So, everyone is excited to see the supermarkets beginning to move on this issue. However, at this point I want to sound the alarm bells. This latest move could prove disastrous. The trouble with demanding that supermarkets sell wonky veg is that we fail to see the real problem, which is more about overproduction than about wonky vegetables. The real problem is that people in the UK eat far less veg than the farmers produce. So a lot of veg has to be destroyed regardless. That it happens to be the wonky veg which is destroyed is almost a side-issue.
For some years now, I have been increasingly convinced that God is calling us to ways of being parish church which will take us into a much deeper form of community. Over the past year, I have discovered that many other clergy (and some laity) are thinking along similar lines and that a movement appears to be beginning around what we have come, tentatively, to call “Parish Monasticism”.
In this, my first post on the subject, I am beginning a journey of exploring how parish monasticism might work out practically in a Church of England parish context. I will be using this and future posts to help organise my thoughts on the subject, so what I say is tentative and feedback is welcome.
For other thinking on the subject, you might like to read Ned Lunn’s detailed exploration through the lens of St Benedict’s Rule. Holy Trinity Salcombe’s mon2sat and Walk the Extra Mile websites are also very relevant. If you wish to find other people interested in Parish Monasticism, you’d be very welcome to join the facebook group.
‘Tis but a flesh wound
Friday’s attacks in Paris were horrific and shocking, as is the emerging story about the terrorist bomb which destroyed the Russian plane over Egypt. 129 killed in Paris and 224 killed in the plane crash. Non-combatant civilians indiscriminately slaughtered. Horror. Our sympathy rightly goes out to those who are left behind.
But here’s the deal: the only power terrorism has is the power to invoke fear and anger. So we need to be very careful about how we respond to these atrocities. President Putin has, reportedly, vowed to “find and punish” those responsible. President Hollande has referred to Friday’s events as a “act of war”. This is fighting talk: retribution and war. The message is that we are frightened and angry, which is exactly what the terrorists want.
(Belated) reflection on assisted dying

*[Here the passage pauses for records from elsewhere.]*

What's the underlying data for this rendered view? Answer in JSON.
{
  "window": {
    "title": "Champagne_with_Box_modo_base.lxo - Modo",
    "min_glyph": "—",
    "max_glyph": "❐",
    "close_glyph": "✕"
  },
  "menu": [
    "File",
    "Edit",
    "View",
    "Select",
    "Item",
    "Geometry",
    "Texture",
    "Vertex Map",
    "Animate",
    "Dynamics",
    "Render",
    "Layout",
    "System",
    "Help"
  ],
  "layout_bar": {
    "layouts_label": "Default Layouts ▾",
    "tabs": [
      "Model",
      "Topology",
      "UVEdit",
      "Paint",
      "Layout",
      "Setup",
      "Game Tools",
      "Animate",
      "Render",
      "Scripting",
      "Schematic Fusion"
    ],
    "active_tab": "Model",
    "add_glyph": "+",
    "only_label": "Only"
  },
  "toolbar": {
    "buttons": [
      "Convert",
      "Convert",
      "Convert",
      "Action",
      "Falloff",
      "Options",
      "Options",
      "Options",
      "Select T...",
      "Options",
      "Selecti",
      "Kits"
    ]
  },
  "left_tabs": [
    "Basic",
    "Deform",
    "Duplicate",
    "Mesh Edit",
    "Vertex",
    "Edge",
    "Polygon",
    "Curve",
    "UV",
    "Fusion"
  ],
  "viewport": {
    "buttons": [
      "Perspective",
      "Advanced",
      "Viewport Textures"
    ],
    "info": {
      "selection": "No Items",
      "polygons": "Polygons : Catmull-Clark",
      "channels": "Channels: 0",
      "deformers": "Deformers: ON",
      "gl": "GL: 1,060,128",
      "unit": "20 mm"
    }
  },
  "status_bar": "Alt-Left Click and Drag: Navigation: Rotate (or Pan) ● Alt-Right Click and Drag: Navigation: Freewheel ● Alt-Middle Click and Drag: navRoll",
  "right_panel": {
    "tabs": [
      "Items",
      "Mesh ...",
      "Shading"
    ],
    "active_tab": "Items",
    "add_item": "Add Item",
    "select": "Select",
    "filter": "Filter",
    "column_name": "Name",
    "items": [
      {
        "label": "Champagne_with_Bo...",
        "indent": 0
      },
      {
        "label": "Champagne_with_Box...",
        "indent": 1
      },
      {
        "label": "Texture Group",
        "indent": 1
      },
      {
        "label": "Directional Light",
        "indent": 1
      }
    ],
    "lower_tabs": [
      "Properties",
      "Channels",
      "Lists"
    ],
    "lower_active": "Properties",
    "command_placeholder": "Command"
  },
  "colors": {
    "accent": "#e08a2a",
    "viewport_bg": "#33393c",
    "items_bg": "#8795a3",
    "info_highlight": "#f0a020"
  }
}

I know assisted dying is somewhat past topical, however I continue feel that the recent public debate on the subject missed the key point. The main argument advanced against assisted dying was about protection of the vulnerable. Whilst I sympathise strongly with this argument, I think it is secondary. The primary argument against assisted dying, it seems to me, is that it represents a dangerously wrong revolution in our perspective on suicide. Continue reading
The fix-it society
A colleague recently mentioned to me that he knows a church which hosts a regular fix-it club where broken household items can be brought to be mended. I love this idea – it strikes me as a prophetic stand against the consumerist throw-away culture in which nothing lasts long before it is assigned to the scrap-heap. Indeed, in which this is a basic assumption in the design and manufacture of so many goods.
For me, fixing things is entertainment. Just last week, I spent a delightful day diagnosing the fault in an almost unused, but out-of-warranty, mini-fridge. The switch-mode power supply’s main FET had blown, taking four diodes and the fuse with it. The new components cost £1.26, which is a lot less than the £39.99 retail price for a new fridge. And only a few grams worth of dead electronic components were thrown out.